My issue with that is there no way (now) that I can hear that without hearing it in Andrew Breitbart's deranged voice. Obviously some bad things happened at a few Occupy events, but holding the entire movement responsible for that, when the majority were probably people who already got it, wasn't very rational.
posted by dhartung at 12:21 AM on March 22, 2013


Stuck by EmpressCallipgos's post, more than 25 years later, I still remember the man who stepped in when I was being harassed at a nightclub, and said (completely believably and also untruthfully) "She's my cousin." He wasn't trying to hit on me. He just didn't like the way this guy was hassling me (well, neither did I, but I had no idea what to do about it, and the people I was with ignored it). Stranger bikie dude from Townsville circa 1985 - thank you, I have never forgotten you.
posted by b33j at 2:54 AM on March 22, 2013 [10 favorites]


There has already been some intervention as a direct result of the Sexual Assault Awareness training the Navy gives us, though I think such people would have already stepped in.

Rape, the word and the concept of some chick wanting it despite her saying no or in the gaming sense of a guy getting "pwned" but for different situations, is definitely still a joke at least on the lower levels though.

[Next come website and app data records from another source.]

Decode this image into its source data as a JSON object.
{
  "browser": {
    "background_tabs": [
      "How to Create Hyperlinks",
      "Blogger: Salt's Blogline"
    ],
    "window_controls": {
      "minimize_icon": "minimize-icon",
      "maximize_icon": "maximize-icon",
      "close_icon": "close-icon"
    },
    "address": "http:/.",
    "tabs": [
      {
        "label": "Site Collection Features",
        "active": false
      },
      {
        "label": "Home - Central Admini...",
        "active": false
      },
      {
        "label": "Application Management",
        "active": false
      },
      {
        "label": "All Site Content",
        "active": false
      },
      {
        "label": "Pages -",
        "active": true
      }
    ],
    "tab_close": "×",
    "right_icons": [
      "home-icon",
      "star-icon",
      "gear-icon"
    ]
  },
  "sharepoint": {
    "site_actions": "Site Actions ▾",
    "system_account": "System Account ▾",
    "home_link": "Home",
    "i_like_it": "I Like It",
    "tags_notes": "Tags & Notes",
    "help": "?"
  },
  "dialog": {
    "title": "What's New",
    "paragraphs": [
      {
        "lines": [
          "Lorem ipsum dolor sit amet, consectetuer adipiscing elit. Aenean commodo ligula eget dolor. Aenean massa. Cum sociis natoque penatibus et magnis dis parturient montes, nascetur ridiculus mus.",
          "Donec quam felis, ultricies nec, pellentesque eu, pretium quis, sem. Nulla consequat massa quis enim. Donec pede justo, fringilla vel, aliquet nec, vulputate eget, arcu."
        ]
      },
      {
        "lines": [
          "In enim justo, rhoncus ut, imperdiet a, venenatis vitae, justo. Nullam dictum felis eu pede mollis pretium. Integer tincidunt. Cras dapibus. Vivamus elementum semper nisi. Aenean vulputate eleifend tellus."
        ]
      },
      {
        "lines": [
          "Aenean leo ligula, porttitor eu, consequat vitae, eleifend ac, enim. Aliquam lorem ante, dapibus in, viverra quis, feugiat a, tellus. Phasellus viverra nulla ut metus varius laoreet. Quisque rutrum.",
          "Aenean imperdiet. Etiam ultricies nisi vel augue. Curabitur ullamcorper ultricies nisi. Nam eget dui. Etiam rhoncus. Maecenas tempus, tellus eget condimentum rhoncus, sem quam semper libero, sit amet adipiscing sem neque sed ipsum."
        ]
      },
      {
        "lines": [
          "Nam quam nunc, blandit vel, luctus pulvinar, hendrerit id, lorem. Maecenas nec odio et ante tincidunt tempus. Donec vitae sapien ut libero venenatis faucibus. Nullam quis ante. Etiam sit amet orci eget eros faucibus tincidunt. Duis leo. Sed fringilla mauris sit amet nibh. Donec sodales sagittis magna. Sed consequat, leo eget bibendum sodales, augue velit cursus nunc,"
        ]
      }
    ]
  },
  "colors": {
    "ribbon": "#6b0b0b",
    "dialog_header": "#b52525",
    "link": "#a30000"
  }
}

Same with being gay and "no homo" after a guy says something nice or seemingly weak or "pussies" out of something. I can't snap at everything without alienating myself completely, so I just make mental check notes that yet again they made fun of each other for "having a vagina" when I'm sitting -right there-.

It's this kind of mentality that makes the movement of intervention that much more difficult, especially in a long term situation with a much higher percentage of stressed out, mentally numb-from-work, "I just want to get wasted and fucked this weekend" men than what is normal.
posted by DisreputableDog at 3:27 AM on March 22, 2013 [4 favorites]


I was a bystander in a situation like this that was even more clearcut. I fumbled through a confrontation and then lucked out when my girlfrend at the time pointed out a police cruiser to flag down.

Upon reflection, I thought of this line for the future: "if she is that drunk then she has alcohol poisoning or worse. I'm calling 911 for her." Better yet if someone else can call 911 because dude will try to talk you out of the call.

Even though the young woman in my case was falling down drunk and dude was touching all over her, some people minimized the story when told. I can't totally blame that reaction. It's hard to process. The main reason why I had clarity about what was happening was because the guy went totally weasley when I started talking to him, "hey friend, it's cool friend, let's go have a drink inside about it..." And then belligerent when the cop walked up...

I've been the passive bystander too when I couldn't totally ascertain the situation. Having scripts helps. The idea that there are multiple opportunities for bystander intervention helps.
posted by Skwirl at 8:50 AM on March 22, 2013 [5 favorites]


« Older Stop Making Fun of Leaked Washington Post Blogger...  |  About a week ago a series of t... Newer »


This thread has been archived and is closed to new comments